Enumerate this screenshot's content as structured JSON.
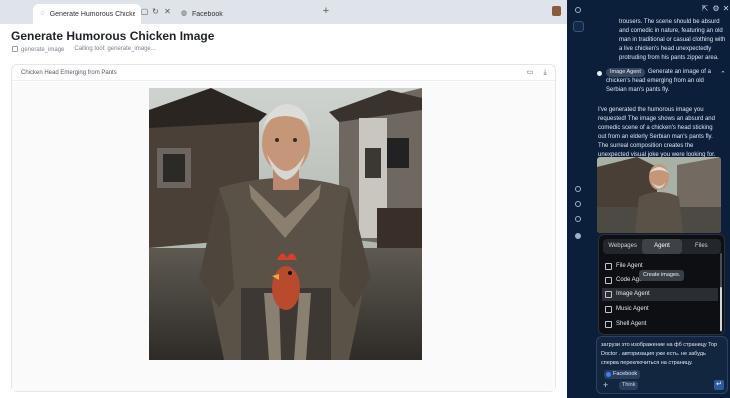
{
  "browser": {
    "tabs": [
      {
        "label": "Generate Humorous Chicken I…",
        "icon": "loading-icon",
        "active": true
      },
      {
        "label": "Facebook",
        "icon": "globe-icon",
        "active": false
      }
    ],
    "new_tab_label": "+"
  },
  "page": {
    "title": "Generate Humorous Chicken Image",
    "meta_tool": "generate_image",
    "meta_status": "Calling tool: generate_image...",
    "card_title": "Chicken Head Emerging from Pants"
  },
  "chat": {
    "intro_text": "trousers. The scene should be absurd and comedic in nature, featuring an old man in traditional or casual clothing with a live chicken's head unexpectedly protruding from his pants zipper area.",
    "agent_badge": "Image Agent",
    "agent_request": "Generate an image of a chicken's head emerging from an old Serbian man's pants fly.",
    "reply_text": "I've generated the humorous image you requested! The image shows an absurd and comedic scene of a chicken's head sticking out from an elderly Serbian man's pants fly. The surreal composition creates the unexpected visual joke you were looking for."
  },
  "agent_popup": {
    "tabs": [
      "Webpages",
      "Agent",
      "Files"
    ],
    "active_tab": "Agent",
    "items": [
      {
        "label": "File Agent"
      },
      {
        "label": "Code Agent"
      },
      {
        "label": "Image Agent"
      },
      {
        "label": "Music Agent"
      },
      {
        "label": "Shell Agent"
      }
    ],
    "tooltip": "Create images."
  },
  "composer": {
    "text": "загрузи это изображение на фб страницу Top Doctor . авторизация уже есть. не забудь сперва переключиться на страницу.",
    "chip_facebook": "Facebook",
    "chip_think": "Think",
    "send_icon": "send-icon"
  },
  "colors": {
    "panel_bg": "#0b1f3a",
    "popup_bg": "#0e0f12",
    "accent": "#2f5a9a"
  }
}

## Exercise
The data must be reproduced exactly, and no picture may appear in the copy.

## Solution to this task
Enumerate this screenshot's content as structured JSON.
{
  "browser": {
    "tabs": [
      {
        "label": "Generate Humorous Chicken I…",
        "icon": "loading-icon",
        "active": true
      },
      {
        "label": "Facebook",
        "icon": "globe-icon",
        "active": false
      }
    ],
    "new_tab_label": "+"
  },
  "page": {
    "title": "Generate Humorous Chicken Image",
    "meta_tool": "generate_image",
    "meta_status": "Calling tool: generate_image...",
    "card_title": "Chicken Head Emerging from Pants"
  },
  "chat": {
    "intro_text": "trousers. The scene should be absurd and comedic in nature, featuring an old man in traditional or casual clothing with a live chicken's head unexpectedly protruding from his pants zipper area.",
    "agent_badge": "Image Agent",
    "agent_request": "Generate an image of a chicken's head emerging from an old Serbian man's pants fly.",
    "reply_text": "I've generated the humorous image you requested! The image shows an absurd and comedic scene of a chicken's head sticking out from an elderly Serbian man's pants fly. The surreal composition creates the unexpected visual joke you were looking for."
  },
  "agent_popup": {
    "tabs": [
      "Webpages",
      "Agent",
      "Files"
    ],
    "active_tab": "Agent",
    "items": [
      {
        "label": "File Agent"
      },
      {
        "label": "Code Agent"
      },
      {
        "label": "Image Agent"
      },
      {
        "label": "Music Agent"
      },
      {
        "label": "Shell Agent"
      }
    ],
    "tooltip": "Create images."
  },
  "composer": {
    "text": "загрузи это изображение на фб страницу Top Doctor . авторизация уже есть. не забудь сперва переключиться на страницу.",
    "chip_facebook": "Facebook",
    "chip_think": "Think",
    "send_icon": "send-icon"
  },
  "colors": {
    "panel_bg": "#0b1f3a",
    "popup_bg": "#0e0f12",
    "accent": "#2f5a9a"
  }
}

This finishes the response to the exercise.